EXERCISE DETAILS.
Send each entry back exactly as given, pictures excluded.

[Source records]
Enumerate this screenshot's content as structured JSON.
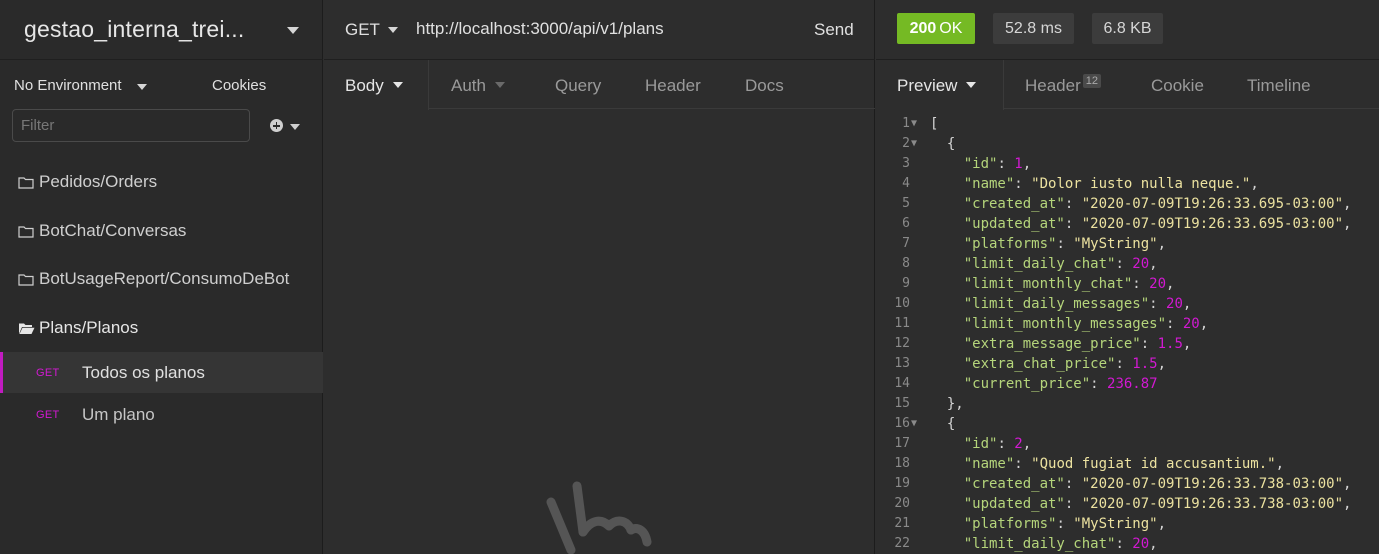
{
  "workspace": {
    "title": "gestao_interna_trei..."
  },
  "environment": {
    "label": "No Environment",
    "cookies_label": "Cookies"
  },
  "filter": {
    "placeholder": "Filter"
  },
  "folders": [
    {
      "label": "Pedidos/Orders",
      "open": false
    },
    {
      "label": "BotChat/Conversas",
      "open": false
    },
    {
      "label": "BotUsageReport/ConsumoDeBot",
      "open": false
    },
    {
      "label": "Plans/Planos",
      "open": true
    }
  ],
  "requests": [
    {
      "method": "GET",
      "name": "Todos os planos",
      "active": true
    },
    {
      "method": "GET",
      "name": "Um plano",
      "active": false
    }
  ],
  "request_bar": {
    "method": "GET",
    "url": "http://localhost:3000/api/v1/plans",
    "send_label": "Send"
  },
  "request_tabs": [
    "Body",
    "Auth",
    "Query",
    "Header",
    "Docs"
  ],
  "response": {
    "status_code": "200",
    "status_text": "OK",
    "time": "52.8 ms",
    "size": "6.8 KB",
    "accent_color": "#75ba24"
  },
  "response_tabs": {
    "preview": "Preview",
    "header": "Header",
    "header_count": "12",
    "cookie": "Cookie",
    "timeline": "Timeline"
  },
  "code_lines": [
    {
      "n": "1",
      "fold": true,
      "tokens": [
        [
          "p",
          "["
        ]
      ]
    },
    {
      "n": "2",
      "fold": true,
      "tokens": [
        [
          "p",
          "  {"
        ]
      ]
    },
    {
      "n": "3",
      "tokens": [
        [
          "p",
          "    "
        ],
        [
          "k",
          "\"id\""
        ],
        [
          "p",
          ": "
        ],
        [
          "n",
          "1"
        ],
        [
          "p",
          ","
        ]
      ]
    },
    {
      "n": "4",
      "tokens": [
        [
          "p",
          "    "
        ],
        [
          "k",
          "\"name\""
        ],
        [
          "p",
          ": "
        ],
        [
          "s",
          "\"Dolor iusto nulla neque.\""
        ],
        [
          "p",
          ","
        ]
      ]
    },
    {
      "n": "5",
      "tokens": [
        [
          "p",
          "    "
        ],
        [
          "k",
          "\"created_at\""
        ],
        [
          "p",
          ": "
        ],
        [
          "s",
          "\"2020-07-09T19:26:33.695-03:00\""
        ],
        [
          "p",
          ","
        ]
      ]
    },
    {
      "n": "6",
      "tokens": [
        [
          "p",
          "    "
        ],
        [
          "k",
          "\"updated_at\""
        ],
        [
          "p",
          ": "
        ],
        [
          "s",
          "\"2020-07-09T19:26:33.695-03:00\""
        ],
        [
          "p",
          ","
        ]
      ]
    },
    {
      "n": "7",
      "tokens": [
        [
          "p",
          "    "
        ],
        [
          "k",
          "\"platforms\""
        ],
        [
          "p",
          ": "
        ],
        [
          "s",
          "\"MyString\""
        ],
        [
          "p",
          ","
        ]
      ]
    },
    {
      "n": "8",
      "tokens": [
        [
          "p",
          "    "
        ],
        [
          "k",
          "\"limit_daily_chat\""
        ],
        [
          "p",
          ": "
        ],
        [
          "n",
          "20"
        ],
        [
          "p",
          ","
        ]
      ]
    },
    {
      "n": "9",
      "tokens": [
        [
          "p",
          "    "
        ],
        [
          "k",
          "\"limit_monthly_chat\""
        ],
        [
          "p",
          ": "
        ],
        [
          "n",
          "20"
        ],
        [
          "p",
          ","
        ]
      ]
    },
    {
      "n": "10",
      "tokens": [
        [
          "p",
          "    "
        ],
        [
          "k",
          "\"limit_daily_messages\""
        ],
        [
          "p",
          ": "
        ],
        [
          "n",
          "20"
        ],
        [
          "p",
          ","
        ]
      ]
    },
    {
      "n": "11",
      "tokens": [
        [
          "p",
          "    "
        ],
        [
          "k",
          "\"limit_monthly_messages\""
        ],
        [
          "p",
          ": "
        ],
        [
          "n",
          "20"
        ],
        [
          "p",
          ","
        ]
      ]
    },
    {
      "n": "12",
      "tokens": [
        [
          "p",
          "    "
        ],
        [
          "k",
          "\"extra_message_price\""
        ],
        [
          "p",
          ": "
        ],
        [
          "n",
          "1.5"
        ],
        [
          "p",
          ","
        ]
      ]
    },
    {
      "n": "13",
      "tokens": [
        [
          "p",
          "    "
        ],
        [
          "k",
          "\"extra_chat_price\""
        ],
        [
          "p",
          ": "
        ],
        [
          "n",
          "1.5"
        ],
        [
          "p",
          ","
        ]
      ]
    },
    {
      "n": "14",
      "tokens": [
        [
          "p",
          "    "
        ],
        [
          "k",
          "\"current_price\""
        ],
        [
          "p",
          ": "
        ],
        [
          "n",
          "236.87"
        ]
      ]
    },
    {
      "n": "15",
      "tokens": [
        [
          "p",
          "  },"
        ]
      ]
    },
    {
      "n": "16",
      "fold": true,
      "tokens": [
        [
          "p",
          "  {"
        ]
      ]
    },
    {
      "n": "17",
      "tokens": [
        [
          "p",
          "    "
        ],
        [
          "k",
          "\"id\""
        ],
        [
          "p",
          ": "
        ],
        [
          "n",
          "2"
        ],
        [
          "p",
          ","
        ]
      ]
    },
    {
      "n": "18",
      "tokens": [
        [
          "p",
          "    "
        ],
        [
          "k",
          "\"name\""
        ],
        [
          "p",
          ": "
        ],
        [
          "s",
          "\"Quod fugiat id accusantium.\""
        ],
        [
          "p",
          ","
        ]
      ]
    },
    {
      "n": "19",
      "tokens": [
        [
          "p",
          "    "
        ],
        [
          "k",
          "\"created_at\""
        ],
        [
          "p",
          ": "
        ],
        [
          "s",
          "\"2020-07-09T19:26:33.738-03:00\""
        ],
        [
          "p",
          ","
        ]
      ]
    },
    {
      "n": "20",
      "tokens": [
        [
          "p",
          "    "
        ],
        [
          "k",
          "\"updated_at\""
        ],
        [
          "p",
          ": "
        ],
        [
          "s",
          "\"2020-07-09T19:26:33.738-03:00\""
        ],
        [
          "p",
          ","
        ]
      ]
    },
    {
      "n": "21",
      "tokens": [
        [
          "p",
          "    "
        ],
        [
          "k",
          "\"platforms\""
        ],
        [
          "p",
          ": "
        ],
        [
          "s",
          "\"MyString\""
        ],
        [
          "p",
          ","
        ]
      ]
    },
    {
      "n": "22",
      "tokens": [
        [
          "p",
          "    "
        ],
        [
          "k",
          "\"limit_daily_chat\""
        ],
        [
          "p",
          ": "
        ],
        [
          "n",
          "20"
        ],
        [
          "p",
          ","
        ]
      ]
    }
  ]
}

ANSWER TO THE EXERCISE.
Enumerate this screenshot's content as structured JSON.
{
  "workspace": {
    "title": "gestao_interna_trei..."
  },
  "environment": {
    "label": "No Environment",
    "cookies_label": "Cookies"
  },
  "filter": {
    "placeholder": "Filter"
  },
  "folders": [
    {
      "label": "Pedidos/Orders",
      "open": false
    },
    {
      "label": "BotChat/Conversas",
      "open": false
    },
    {
      "label": "BotUsageReport/ConsumoDeBot",
      "open": false
    },
    {
      "label": "Plans/Planos",
      "open": true
    }
  ],
  "requests": [
    {
      "method": "GET",
      "name": "Todos os planos",
      "active": true
    },
    {
      "method": "GET",
      "name": "Um plano",
      "active": false
    }
  ],
  "request_bar": {
    "method": "GET",
    "url": "http://localhost:3000/api/v1/plans",
    "send_label": "Send"
  },
  "request_tabs": [
    "Body",
    "Auth",
    "Query",
    "Header",
    "Docs"
  ],
  "response": {
    "status_code": "200",
    "status_text": "OK",
    "time": "52.8 ms",
    "size": "6.8 KB",
    "accent_color": "#75ba24"
  },
  "response_tabs": {
    "preview": "Preview",
    "header": "Header",
    "header_count": "12",
    "cookie": "Cookie",
    "timeline": "Timeline"
  },
  "code_lines": [
    {
      "n": "1",
      "fold": true,
      "tokens": [
        [
          "p",
          "["
        ]
      ]
    },
    {
      "n": "2",
      "fold": true,
      "tokens": [
        [
          "p",
          "  {"
        ]
      ]
    },
    {
      "n": "3",
      "tokens": [
        [
          "p",
          "    "
        ],
        [
          "k",
          "\"id\""
        ],
        [
          "p",
          ": "
        ],
        [
          "n",
          "1"
        ],
        [
          "p",
          ","
        ]
      ]
    },
    {
      "n": "4",
      "tokens": [
        [
          "p",
          "    "
        ],
        [
          "k",
          "\"name\""
        ],
        [
          "p",
          ": "
        ],
        [
          "s",
          "\"Dolor iusto nulla neque.\""
        ],
        [
          "p",
          ","
        ]
      ]
    },
    {
      "n": "5",
      "tokens": [
        [
          "p",
          "    "
        ],
        [
          "k",
          "\"created_at\""
        ],
        [
          "p",
          ": "
        ],
        [
          "s",
          "\"2020-07-09T19:26:33.695-03:00\""
        ],
        [
          "p",
          ","
        ]
      ]
    },
    {
      "n": "6",
      "tokens": [
        [
          "p",
          "    "
        ],
        [
          "k",
          "\"updated_at\""
        ],
        [
          "p",
          ": "
        ],
        [
          "s",
          "\"2020-07-09T19:26:33.695-03:00\""
        ],
        [
          "p",
          ","
        ]
      ]
    },
    {
      "n": "7",
      "tokens": [
        [
          "p",
          "    "
        ],
        [
          "k",
          "\"platforms\""
        ],
        [
          "p",
          ": "
        ],
        [
          "s",
          "\"MyString\""
        ],
        [
          "p",
          ","
        ]
      ]
    },
    {
      "n": "8",
      "tokens": [
        [
          "p",
          "    "
        ],
        [
          "k",
          "\"limit_daily_chat\""
        ],
        [
          "p",
          ": "
        ],
        [
          "n",
          "20"
        ],
        [
          "p",
          ","
        ]
      ]
    },
    {
      "n": "9",
      "tokens": [
        [
          "p",
          "    "
        ],
        [
          "k",
          "\"limit_monthly_chat\""
        ],
        [
          "p",
          ": "
        ],
        [
          "n",
          "20"
        ],
        [
          "p",
          ","
        ]
      ]
    },
    {
      "n": "10",
      "tokens": [
        [
          "p",
          "    "
        ],
        [
          "k",
          "\"limit_daily_messages\""
        ],
        [
          "p",
          ": "
        ],
        [
          "n",
          "20"
        ],
        [
          "p",
          ","
        ]
      ]
    },
    {
      "n": "11",
      "tokens": [
        [
          "p",
          "    "
        ],
        [
          "k",
          "\"limit_monthly_messages\""
        ],
        [
          "p",
          ": "
        ],
        [
          "n",
          "20"
        ],
        [
          "p",
          ","
        ]
      ]
    },
    {
      "n": "12",
      "tokens": [
        [
          "p",
          "    "
        ],
        [
          "k",
          "\"extra_message_price\""
        ],
        [
          "p",
          ": "
        ],
        [
          "n",
          "1.5"
        ],
        [
          "p",
          ","
        ]
      ]
    },
    {
      "n": "13",
      "tokens": [
        [
          "p",
          "    "
        ],
        [
          "k",
          "\"extra_chat_price\""
        ],
        [
          "p",
          ": "
        ],
        [
          "n",
          "1.5"
        ],
        [
          "p",
          ","
        ]
      ]
    },
    {
      "n": "14",
      "tokens": [
        [
          "p",
          "    "
        ],
        [
          "k",
          "\"current_price\""
        ],
        [
          "p",
          ": "
        ],
        [
          "n",
          "236.87"
        ]
      ]
    },
    {
      "n": "15",
      "tokens": [
        [
          "p",
          "  },"
        ]
      ]
    },
    {
      "n": "16",
      "fold": true,
      "tokens": [
        [
          "p",
          "  {"
        ]
      ]
    },
    {
      "n": "17",
      "tokens": [
        [
          "p",
          "    "
        ],
        [
          "k",
          "\"id\""
        ],
        [
          "p",
          ": "
        ],
        [
          "n",
          "2"
        ],
        [
          "p",
          ","
        ]
      ]
    },
    {
      "n": "18",
      "tokens": [
        [
          "p",
          "    "
        ],
        [
          "k",
          "\"name\""
        ],
        [
          "p",
          ": "
        ],
        [
          "s",
          "\"Quod fugiat id accusantium.\""
        ],
        [
          "p",
          ","
        ]
      ]
    },
    {
      "n": "19",
      "tokens": [
        [
          "p",
          "    "
        ],
        [
          "k",
          "\"created_at\""
        ],
        [
          "p",
          ": "
        ],
        [
          "s",
          "\"2020-07-09T19:26:33.738-03:00\""
        ],
        [
          "p",
          ","
        ]
      ]
    },
    {
      "n": "20",
      "tokens": [
        [
          "p",
          "    "
        ],
        [
          "k",
          "\"updated_at\""
        ],
        [
          "p",
          ": "
        ],
        [
          "s",
          "\"2020-07-09T19:26:33.738-03:00\""
        ],
        [
          "p",
          ","
        ]
      ]
    },
    {
      "n": "21",
      "tokens": [
        [
          "p",
          "    "
        ],
        [
          "k",
          "\"platforms\""
        ],
        [
          "p",
          ": "
        ],
        [
          "s",
          "\"MyString\""
        ],
        [
          "p",
          ","
        ]
      ]
    },
    {
      "n": "22",
      "tokens": [
        [
          "p",
          "    "
        ],
        [
          "k",
          "\"limit_daily_chat\""
        ],
        [
          "p",
          ": "
        ],
        [
          "n",
          "20"
        ],
        [
          "p",
          ","
        ]
      ]
    }
  ]
}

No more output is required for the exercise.